### Task
Without any change, set down every record below.

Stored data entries
:::::

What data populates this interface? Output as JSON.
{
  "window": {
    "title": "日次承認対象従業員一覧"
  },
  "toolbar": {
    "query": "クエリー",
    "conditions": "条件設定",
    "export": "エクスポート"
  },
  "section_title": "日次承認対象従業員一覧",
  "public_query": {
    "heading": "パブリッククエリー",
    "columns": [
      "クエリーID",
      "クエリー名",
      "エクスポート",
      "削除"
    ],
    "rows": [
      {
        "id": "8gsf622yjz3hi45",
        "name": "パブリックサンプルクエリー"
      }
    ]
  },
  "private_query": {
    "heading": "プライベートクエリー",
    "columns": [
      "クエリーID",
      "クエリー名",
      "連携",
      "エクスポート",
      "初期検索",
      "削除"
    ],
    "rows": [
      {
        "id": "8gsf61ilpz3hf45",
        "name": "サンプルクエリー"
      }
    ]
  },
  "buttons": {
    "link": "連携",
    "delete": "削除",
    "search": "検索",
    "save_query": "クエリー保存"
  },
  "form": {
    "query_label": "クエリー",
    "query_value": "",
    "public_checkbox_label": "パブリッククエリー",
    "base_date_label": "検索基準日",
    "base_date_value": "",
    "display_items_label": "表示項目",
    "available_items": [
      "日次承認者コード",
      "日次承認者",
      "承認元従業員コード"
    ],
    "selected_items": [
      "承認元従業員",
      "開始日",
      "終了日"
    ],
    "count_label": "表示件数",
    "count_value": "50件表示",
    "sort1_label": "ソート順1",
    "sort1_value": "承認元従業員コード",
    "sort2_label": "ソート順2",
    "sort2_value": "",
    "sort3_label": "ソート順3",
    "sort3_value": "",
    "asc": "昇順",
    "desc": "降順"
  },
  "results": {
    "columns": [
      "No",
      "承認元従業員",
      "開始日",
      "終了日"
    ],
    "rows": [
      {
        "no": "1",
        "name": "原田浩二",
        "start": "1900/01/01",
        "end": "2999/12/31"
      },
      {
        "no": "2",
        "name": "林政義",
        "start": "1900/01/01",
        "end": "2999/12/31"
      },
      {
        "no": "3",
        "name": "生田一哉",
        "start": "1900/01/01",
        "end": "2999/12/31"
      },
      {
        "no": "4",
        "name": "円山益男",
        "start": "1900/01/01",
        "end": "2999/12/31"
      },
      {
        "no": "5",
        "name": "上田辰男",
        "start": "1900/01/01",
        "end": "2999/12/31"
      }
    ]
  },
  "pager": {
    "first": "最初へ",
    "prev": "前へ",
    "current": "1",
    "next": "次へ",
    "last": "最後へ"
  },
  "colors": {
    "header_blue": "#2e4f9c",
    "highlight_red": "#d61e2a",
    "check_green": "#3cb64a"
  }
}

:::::

### Response to the exercise
What data populates this interface? Output as JSON.
{
  "window": {
    "title": "日次承認対象従業員一覧"
  },
  "toolbar": {
    "query": "クエリー",
    "conditions": "条件設定",
    "export": "エクスポート"
  },
  "section_title": "日次承認対象従業員一覧",
  "public_query": {
    "heading": "パブリッククエリー",
    "columns": [
      "クエリーID",
      "クエリー名",
      "エクスポート",
      "削除"
    ],
    "rows": [
      {
        "id": "8gsf622yjz3hi45",
        "name": "パブリックサンプルクエリー"
      }
    ]
  },
  "private_query": {
    "heading": "プライベートクエリー",
    "columns": [
      "クエリーID",
      "クエリー名",
      "連携",
      "エクスポート",
      "初期検索",
      "削除"
    ],
    "rows": [
      {
        "id": "8gsf61ilpz3hf45",
        "name": "サンプルクエリー"
      }
    ]
  },
  "buttons": {
    "link": "連携",
    "delete": "削除",
    "search": "検索",
    "save_query": "クエリー保存"
  },
  "form": {
    "query_label": "クエリー",
    "query_value": "",
    "public_checkbox_label": "パブリッククエリー",
    "base_date_label": "検索基準日",
    "base_date_value": "",
    "display_items_label": "表示項目",
    "available_items": [
      "日次承認者コード",
      "日次承認者",
      "承認元従業員コード"
    ],
    "selected_items": [
      "承認元従業員",
      "開始日",
      "終了日"
    ],
    "count_label": "表示件数",
    "count_value": "50件表示",
    "sort1_label": "ソート順1",
    "sort1_value": "承認元従業員コード",
    "sort2_label": "ソート順2",
    "sort2_value": "",
    "sort3_label": "ソート順3",
    "sort3_value": "",
    "asc": "昇順",
    "desc": "降順"
  },
  "results": {
    "columns": [
      "No",
      "承認元従業員",
      "開始日",
      "終了日"
    ],
    "rows": [
      {
        "no": "1",
        "name": "原田浩二",
        "start": "1900/01/01",
        "end": "2999/12/31"
      },
      {
        "no": "2",
        "name": "林政義",
        "start": "1900/01/01",
        "end": "2999/12/31"
      },
      {
        "no": "3",
        "name": "生田一哉",
        "start": "1900/01/01",
        "end": "2999/12/31"
      },
      {
        "no": "4",
        "name": "円山益男",
        "start": "1900/01/01",
        "end": "2999/12/31"
      },
      {
        "no": "5",
        "name": "上田辰男",
        "start": "1900/01/01",
        "end": "2999/12/31"
      }
    ]
  },
  "pager": {
    "first": "最初へ",
    "prev": "前へ",
    "current": "1",
    "next": "次へ",
    "last": "最後へ"
  },
  "colors": {
    "header_blue": "#2e4f9c",
    "highlight_red": "#d61e2a",
    "check_green": "#3cb64a"
  }
}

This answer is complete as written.